#### DATA SHOWN:

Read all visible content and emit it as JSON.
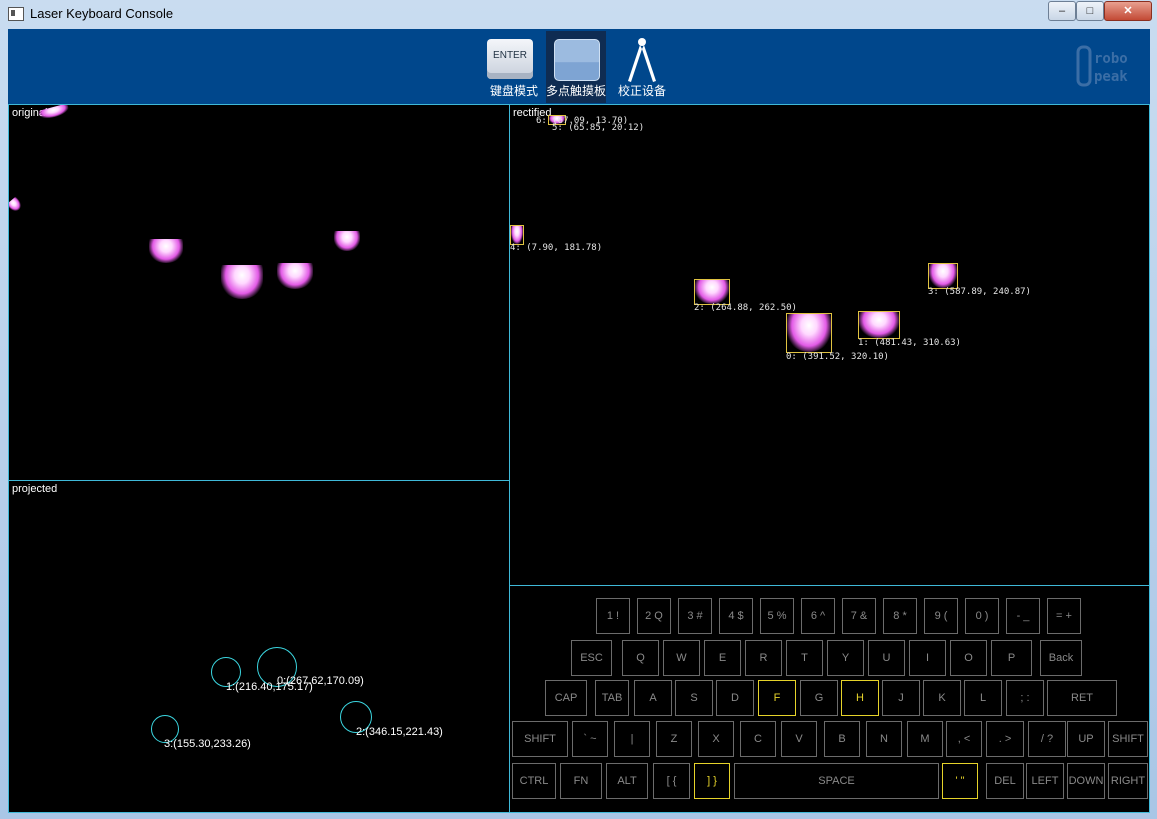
{
  "window": {
    "title": "Laser Keyboard Console",
    "min": "–",
    "max": "□",
    "close": "✕"
  },
  "toolbar": {
    "tools": [
      {
        "label": "键盘模式",
        "icon_text": "ENTER"
      },
      {
        "label": "多点触摸板"
      },
      {
        "label": "校正设备"
      }
    ],
    "logo": "robo\npeak"
  },
  "panels": {
    "original": "original",
    "projected": "projected",
    "rectified": "rectified"
  },
  "rectified_labels": [
    "6: (67.09, 13.70)",
    "5: (65.85, 20.12)",
    "4: (7.90, 181.78)",
    "2: (264.88, 262.50)",
    "3: (587.89, 240.87)",
    "1: (481.43, 310.63)",
    "0: (391.52, 320.10)"
  ],
  "projected_labels": [
    "0:(267.62,170.09)",
    "1:(216.40,175.17)",
    "2:(346.15,221.43)",
    "3:(155.30,233.26)"
  ],
  "keyboard": {
    "rows": [
      [
        "1 !",
        "2 Q",
        "3 #",
        "4 $",
        "5 %",
        "6 ^",
        "7 &",
        "8 *",
        "9 (",
        "0 )",
        "- _",
        "= +"
      ],
      [
        "ESC",
        "Q",
        "W",
        "E",
        "R",
        "T",
        "Y",
        "U",
        "I",
        "O",
        "P",
        "Back"
      ],
      [
        "CAP",
        "TAB",
        "A",
        "S",
        "D",
        "F",
        "G",
        "H",
        "J",
        "K",
        "L",
        "; :",
        "RET"
      ],
      [
        "SHIFT",
        "` ~",
        "|",
        "Z",
        "X",
        "C",
        "V",
        "B",
        "N",
        "M",
        ", <",
        ". >",
        "/ ?",
        "UP",
        "SHIFT"
      ],
      [
        "CTRL",
        "FN",
        "ALT",
        "[ {",
        "] }",
        "SPACE",
        "' \"",
        "DEL",
        "LEFT",
        "DOWN",
        "RIGHT"
      ]
    ],
    "highlighted": [
      "F",
      "H",
      "] }",
      "' \""
    ],
    "highlight_color": "#e6d32a"
  },
  "colors": {
    "toolbar_bg": "#00478c",
    "panel_border": "#3fb9d8",
    "box": "#e0c341",
    "circle": "#3bd6e0"
  }
}
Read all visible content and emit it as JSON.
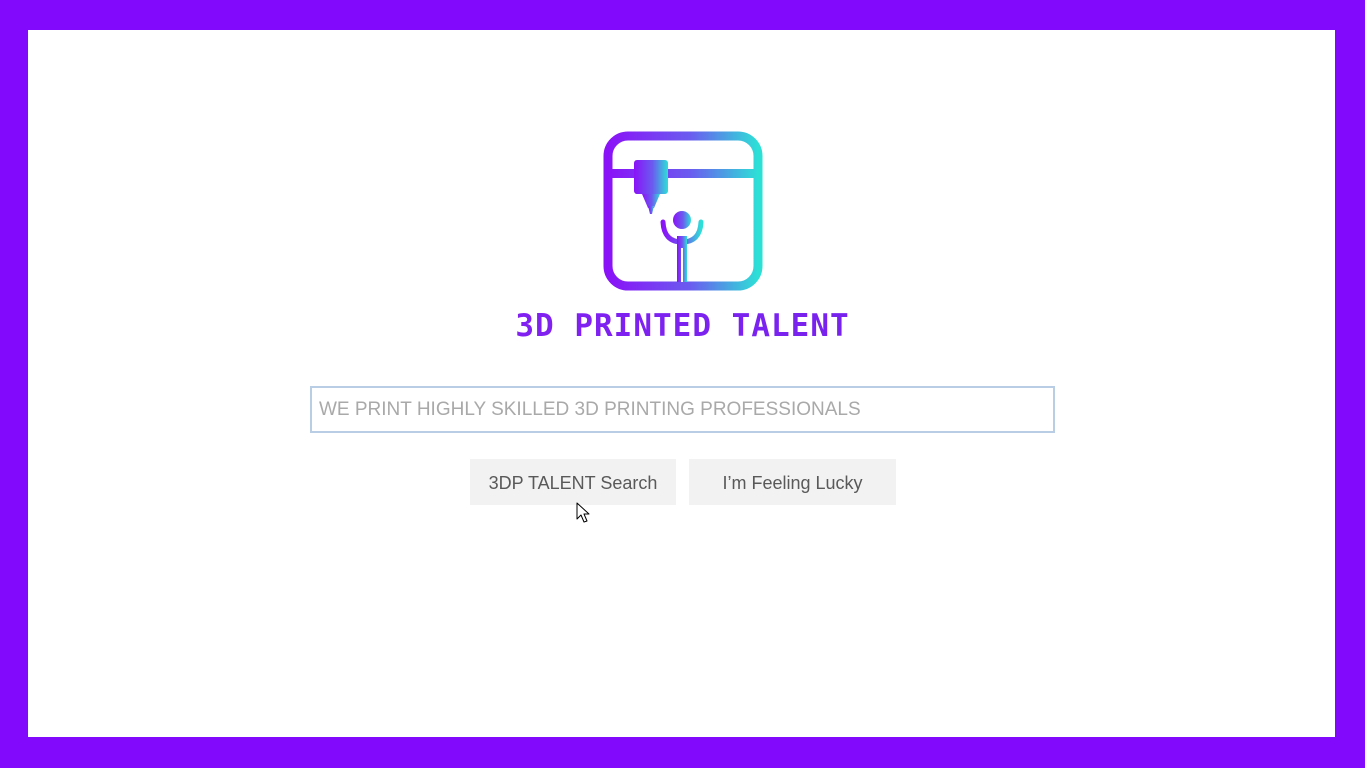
{
  "brand": {
    "name": "3D PRINTED TALENT",
    "logo_icon": "3d-printer-person-icon",
    "colors": {
      "frame": "#8209fb",
      "brand_purple": "#7a1cf0",
      "brand_teal": "#2de0d6"
    }
  },
  "search": {
    "value": "",
    "placeholder": "WE PRINT HIGHLY SKILLED 3D PRINTING PROFESSIONALS"
  },
  "buttons": {
    "search_label": "3DP TALENT Search",
    "lucky_label": "I’m Feeling Lucky"
  },
  "cursor_icon": "mouse-pointer-icon"
}
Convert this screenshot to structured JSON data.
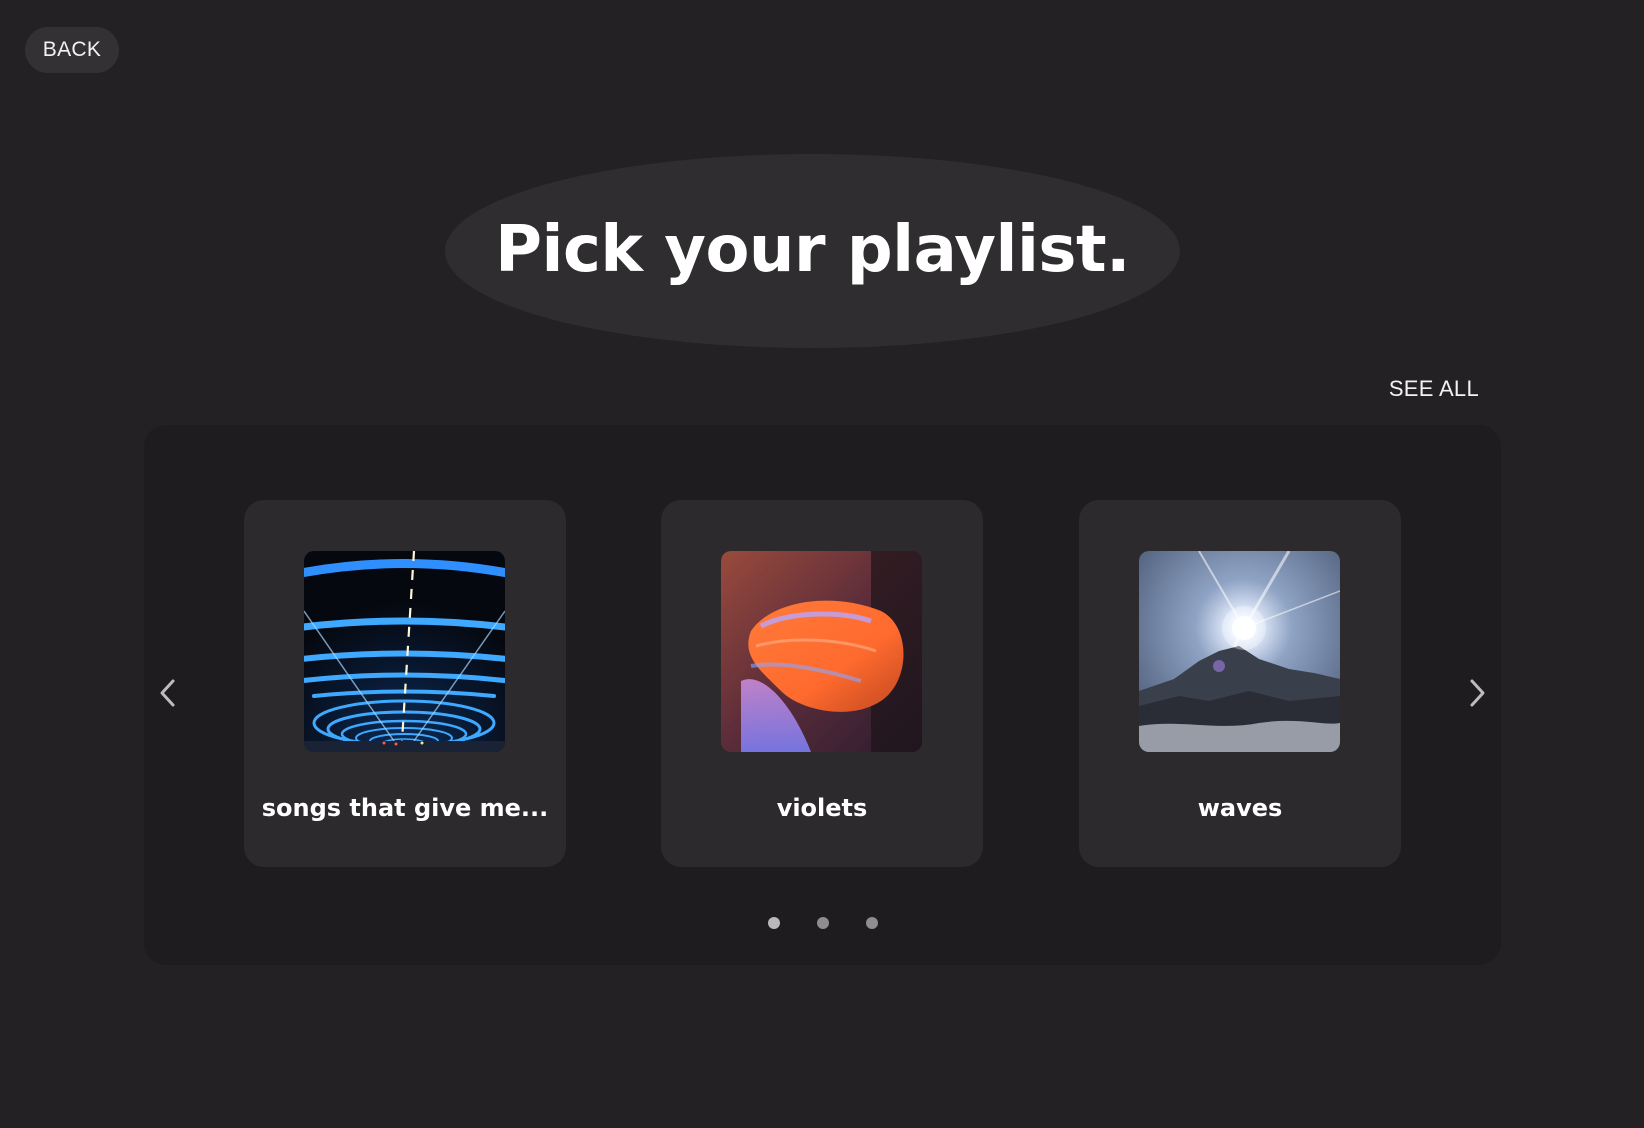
{
  "back_label": "BACK",
  "title": "Pick your playlist.",
  "see_all_label": "SEE ALL",
  "carousel": {
    "prev_icon": "chevron-left-icon",
    "next_icon": "chevron-right-icon",
    "playlists": [
      {
        "name": "songs that give me...",
        "cover": "neon-tunnel-image"
      },
      {
        "name": "violets",
        "cover": "blurred-hand-image"
      },
      {
        "name": "waves",
        "cover": "sun-over-mountains-image"
      }
    ],
    "page_count": 3,
    "active_page": 1
  },
  "colors": {
    "background": "#232123",
    "title_blob": "#2f2d2f",
    "carousel_panel": "#1e1c1e",
    "card": "#2c2a2c",
    "text": "#ffffff"
  }
}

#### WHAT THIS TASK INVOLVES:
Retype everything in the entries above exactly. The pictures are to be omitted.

#### FINISHED EXERCISE:
Read all visible content and emit it as JSON.
{
  "window": {
    "title": "Laser Keyboard Console",
    "min": "–",
    "max": "□",
    "close": "✕"
  },
  "toolbar": {
    "tools": [
      {
        "label": "键盘模式",
        "icon_text": "ENTER"
      },
      {
        "label": "多点触摸板"
      },
      {
        "label": "校正设备"
      }
    ],
    "logo": "robo\npeak"
  },
  "panels": {
    "original": "original",
    "projected": "projected",
    "rectified": "rectified"
  },
  "rectified_labels": [
    "6: (67.09, 13.70)",
    "5: (65.85, 20.12)",
    "4: (7.90, 181.78)",
    "2: (264.88, 262.50)",
    "3: (587.89, 240.87)",
    "1: (481.43, 310.63)",
    "0: (391.52, 320.10)"
  ],
  "projected_labels": [
    "0:(267.62,170.09)",
    "1:(216.40,175.17)",
    "2:(346.15,221.43)",
    "3:(155.30,233.26)"
  ],
  "keyboard": {
    "rows": [
      [
        "1 !",
        "2 Q",
        "3 #",
        "4 $",
        "5 %",
        "6 ^",
        "7 &",
        "8 *",
        "9 (",
        "0 )",
        "- _",
        "= +"
      ],
      [
        "ESC",
        "Q",
        "W",
        "E",
        "R",
        "T",
        "Y",
        "U",
        "I",
        "O",
        "P",
        "Back"
      ],
      [
        "CAP",
        "TAB",
        "A",
        "S",
        "D",
        "F",
        "G",
        "H",
        "J",
        "K",
        "L",
        "; :",
        "RET"
      ],
      [
        "SHIFT",
        "` ~",
        "|",
        "Z",
        "X",
        "C",
        "V",
        "B",
        "N",
        "M",
        ", <",
        ". >",
        "/ ?",
        "UP",
        "SHIFT"
      ],
      [
        "CTRL",
        "FN",
        "ALT",
        "[ {",
        "] }",
        "SPACE",
        "' \"",
        "DEL",
        "LEFT",
        "DOWN",
        "RIGHT"
      ]
    ],
    "highlighted": [
      "F",
      "H",
      "] }",
      "' \""
    ],
    "highlight_color": "#e6d32a"
  },
  "colors": {
    "toolbar_bg": "#00478c",
    "panel_border": "#3fb9d8",
    "box": "#e0c341",
    "circle": "#3bd6e0"
  }
}
Read all visible content and emit it as JSON.
{
  "brand": {
    "name": "3D PRINTED TALENT",
    "logo_icon": "3d-printer-person-icon",
    "colors": {
      "frame": "#8209fb",
      "brand_purple": "#7a1cf0",
      "brand_teal": "#2de0d6"
    }
  },
  "search": {
    "value": "",
    "placeholder": "WE PRINT HIGHLY SKILLED 3D PRINTING PROFESSIONALS"
  },
  "buttons": {
    "search_label": "3DP TALENT Search",
    "lucky_label": "I’m Feeling Lucky"
  },
  "cursor_icon": "mouse-pointer-icon"
}
Convert this screenshot to structured JSON data.
{
  "back_label": "BACK",
  "title": "Pick your playlist.",
  "see_all_label": "SEE ALL",
  "carousel": {
    "prev_icon": "chevron-left-icon",
    "next_icon": "chevron-right-icon",
    "playlists": [
      {
        "name": "songs that give me...",
        "cover": "neon-tunnel-image"
      },
      {
        "name": "violets",
        "cover": "blurred-hand-image"
      },
      {
        "name": "waves",
        "cover": "sun-over-mountains-image"
      }
    ],
    "page_count": 3,
    "active_page": 1
  },
  "colors": {
    "background": "#232123",
    "title_blob": "#2f2d2f",
    "carousel_panel": "#1e1c1e",
    "card": "#2c2a2c",
    "text": "#ffffff"
  }
}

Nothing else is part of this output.